I have now been a party member for 44 years. In that time I have enjoyed elation and disappointment. There have been policies I have massively agreed with and some that set me to shaking my head in despair.
Today however, is definitely an ‘up day’. Our leader, the Deputy Prime Minister has announced yet another roll back of theWhitehallcentred bureaucracy which has held backLiverpooland so many other cities for so long.
No longer will we have to go on bended knee toWhitehallfor permission to do this or that. Many, but not all, of the financial restrictions placed on us will be swept away.
Some believe that we can only get these powers if we move to an elected mayor. This is not true. The speech from Nick makes clear that we will have to review our governance to ensure that we are for receiving the new powers but contains no proscription about how that should be done. Clearly part of the coalition government likes the mayoral option – but our part doesn’t.
What this does flush into the open is a major need for a debate on the issue of the governance of the conurbation. Nick says why not a Transport for Liverpool in the same way as we have Transport forLondon. The fact is, of course that Transport forLondoncovers the whole of the conurbation of 33 councils. It is not Transport for Newham, Croydon orWestminster. That means we need to look afresh at how we do things across the Merseyside area.

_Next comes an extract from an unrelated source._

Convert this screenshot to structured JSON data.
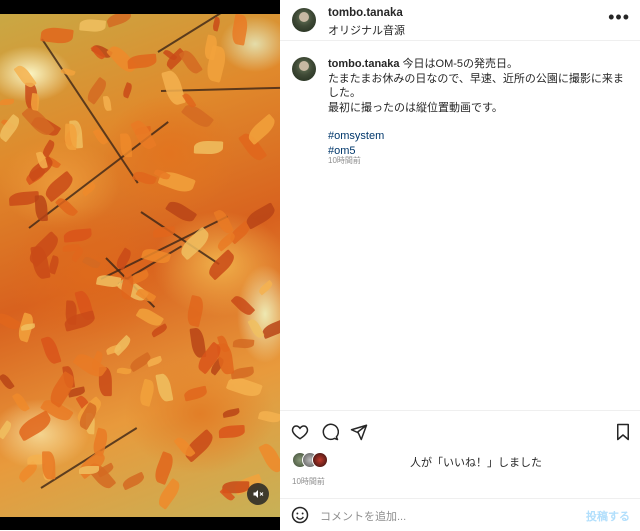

We currently have a City Region Executive. We don’t really know what it does; it is clearly not transparent or accountable to local people but presumably wields power. The Merseyside wide bodies have different abilities and strengths. Fire has always had strong and responsive political leadership whilst the political leadership of the Transport Authority has always been dire. Hence abortive schemes for Trams and owning the Merseyside rail tracks.

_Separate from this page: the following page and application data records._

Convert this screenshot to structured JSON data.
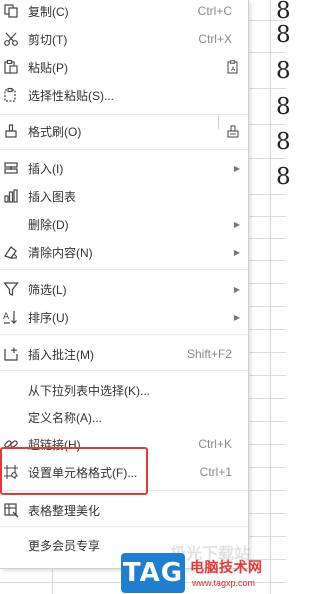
{
  "menu": {
    "items": [
      {
        "label": "复制(C)",
        "shortcut": "Ctrl+C",
        "icon": "copy-icon"
      },
      {
        "label": "剪切(T)",
        "shortcut": "Ctrl+X",
        "icon": "scissors-icon"
      },
      {
        "label": "粘贴(P)",
        "shortcut": "",
        "icon": "paste-icon"
      },
      {
        "label": "选择性粘贴(S)...",
        "shortcut": "",
        "icon": "paste-special-icon"
      },
      {
        "label": "格式刷(O)",
        "shortcut": "",
        "icon": "format-brush-icon"
      },
      {
        "label": "插入(I)",
        "shortcut": "",
        "icon": "insert-icon"
      },
      {
        "label": "插入图表",
        "shortcut": "",
        "icon": "chart-icon"
      },
      {
        "label": "删除(D)",
        "shortcut": "",
        "icon": ""
      },
      {
        "label": "清除内容(N)",
        "shortcut": "",
        "icon": "eraser-icon"
      },
      {
        "label": "筛选(L)",
        "shortcut": "",
        "icon": "filter-icon"
      },
      {
        "label": "排序(U)",
        "shortcut": "",
        "icon": "sort-icon"
      },
      {
        "label": "插入批注(M)",
        "shortcut": "Shift+F2",
        "icon": "comment-icon"
      },
      {
        "label": "从下拉列表中选择(K)...",
        "shortcut": "",
        "icon": ""
      },
      {
        "label": "定义名称(A)...",
        "shortcut": "",
        "icon": ""
      },
      {
        "label": "超链接(H)",
        "shortcut": "Ctrl+K",
        "icon": "link-icon"
      },
      {
        "label": "设置单元格格式(F)...",
        "shortcut": "Ctrl+1",
        "icon": "format-cells-icon"
      },
      {
        "label": "表格整理美化",
        "shortcut": "",
        "icon": "table-beautify-icon"
      },
      {
        "label": "更多会员专享",
        "shortcut": "",
        "icon": ""
      }
    ]
  },
  "sheet": {
    "digits": [
      "8",
      "8",
      "8",
      "8",
      "8",
      "8"
    ]
  },
  "watermark": {
    "logo": "TAG",
    "faded": "极光下载站",
    "name": "电脑技术网",
    "url": "www.tagxp.com"
  },
  "colors": {
    "highlight": "#e53935",
    "logo_bg": "#1f7fcf"
  }
}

Liverpool Lib Dems have already floated an options paper about this which is available at www.liverlibdems.org.uk. No other party has been prepared to discuss this in the open way that we have been prepared to.
I also welcome this new allocation of powers as chair of a housing association. Decisions about spending priorities will no longer be made by a remote quango but by the council in consultation and partnership with its delivery agents. That is entirely right. The only organisation inLiverpoolwith a mandate is the council. I may (and do) regret the people to who the mandate ahs been given but I would prefer the Labour Party in Liverpool to be the decision makers for capital spending and not faceless bureaucrats in Whitehall making often ill informed decisions.
I also welcome the return of the business rate to the council. Nick Clegg makes it absolutely clear that he understands that councils in poorer areas will need to be sheltered from these changes BUT and it’s a big, big BUT we will be able to keep cash given to us that we generate by growth. If that had happened over the previous 10 years we would have had a bigger uplift in spend than we got from increased handouts fromWhitehall. With ambitious proposals from Peel Holdings amongst others Liverpool can only benefit from this freeing up of a key resource.
I also welcome the news about apprentice hubs. The Council has tried to ‘big up’ the apprentice work that they have done although they have yet to take on any apprentices externally themselves. This will create the mechanism by which an ‘exchange’ can be created between employers and the public sector which will increase the number of places available.
Of course I may have some concerns about the detail. I will, as always, make such concerns crystal clear. But in terms of direction and ambition I am very proud to be a Lib Dem today